# [ACTION ITEM]
Nothing but the pictures may be left out. Restate the rest of the entries word for word.

Source records
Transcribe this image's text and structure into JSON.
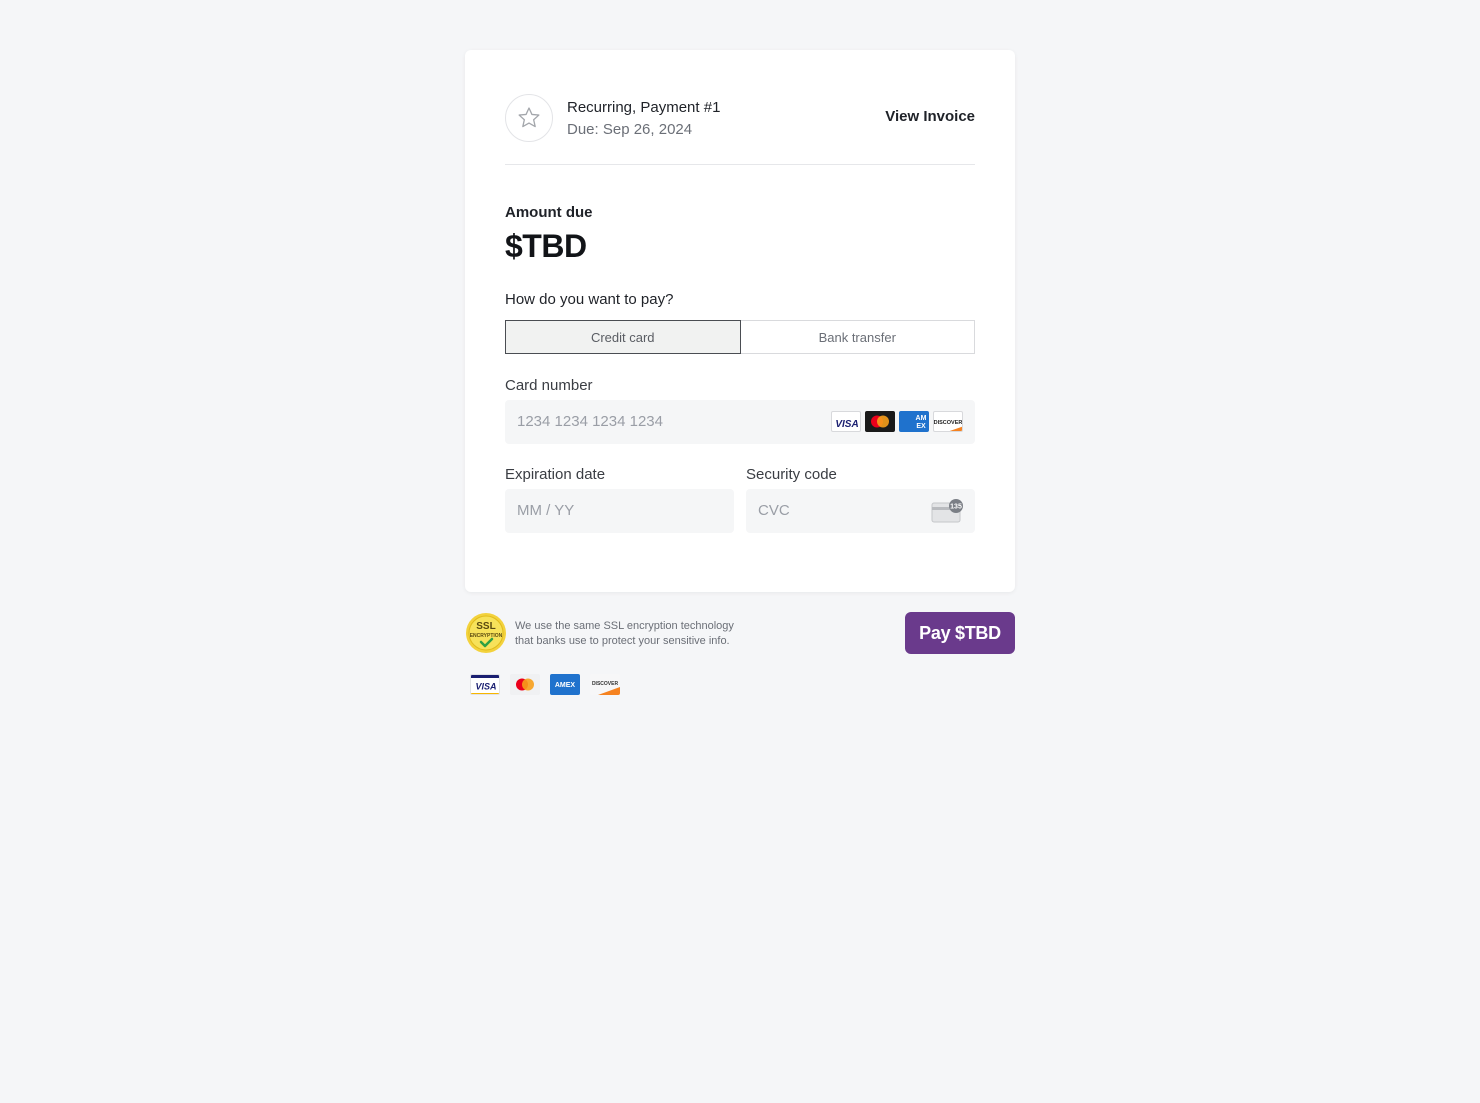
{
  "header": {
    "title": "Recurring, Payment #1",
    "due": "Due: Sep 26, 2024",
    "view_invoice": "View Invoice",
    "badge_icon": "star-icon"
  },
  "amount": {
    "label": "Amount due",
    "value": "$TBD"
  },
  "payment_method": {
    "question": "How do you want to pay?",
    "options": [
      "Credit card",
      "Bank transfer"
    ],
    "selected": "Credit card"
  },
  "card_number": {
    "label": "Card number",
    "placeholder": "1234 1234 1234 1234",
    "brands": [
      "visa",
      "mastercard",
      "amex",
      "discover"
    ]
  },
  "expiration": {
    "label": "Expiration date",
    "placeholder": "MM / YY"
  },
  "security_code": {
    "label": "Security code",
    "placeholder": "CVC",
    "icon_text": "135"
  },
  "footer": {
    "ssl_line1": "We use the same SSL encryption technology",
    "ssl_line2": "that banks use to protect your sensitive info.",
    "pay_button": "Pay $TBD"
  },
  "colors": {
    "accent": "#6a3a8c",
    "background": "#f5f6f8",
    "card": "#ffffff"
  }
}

# [EXERCISE SOLUTION]
Transcribe this image's text and structure into JSON.
{
  "header": {
    "title": "Recurring, Payment #1",
    "due": "Due: Sep 26, 2024",
    "view_invoice": "View Invoice",
    "badge_icon": "star-icon"
  },
  "amount": {
    "label": "Amount due",
    "value": "$TBD"
  },
  "payment_method": {
    "question": "How do you want to pay?",
    "options": [
      "Credit card",
      "Bank transfer"
    ],
    "selected": "Credit card"
  },
  "card_number": {
    "label": "Card number",
    "placeholder": "1234 1234 1234 1234",
    "brands": [
      "visa",
      "mastercard",
      "amex",
      "discover"
    ]
  },
  "expiration": {
    "label": "Expiration date",
    "placeholder": "MM / YY"
  },
  "security_code": {
    "label": "Security code",
    "placeholder": "CVC",
    "icon_text": "135"
  },
  "footer": {
    "ssl_line1": "We use the same SSL encryption technology",
    "ssl_line2": "that banks use to protect your sensitive info.",
    "pay_button": "Pay $TBD"
  },
  "colors": {
    "accent": "#6a3a8c",
    "background": "#f5f6f8",
    "card": "#ffffff"
  }
}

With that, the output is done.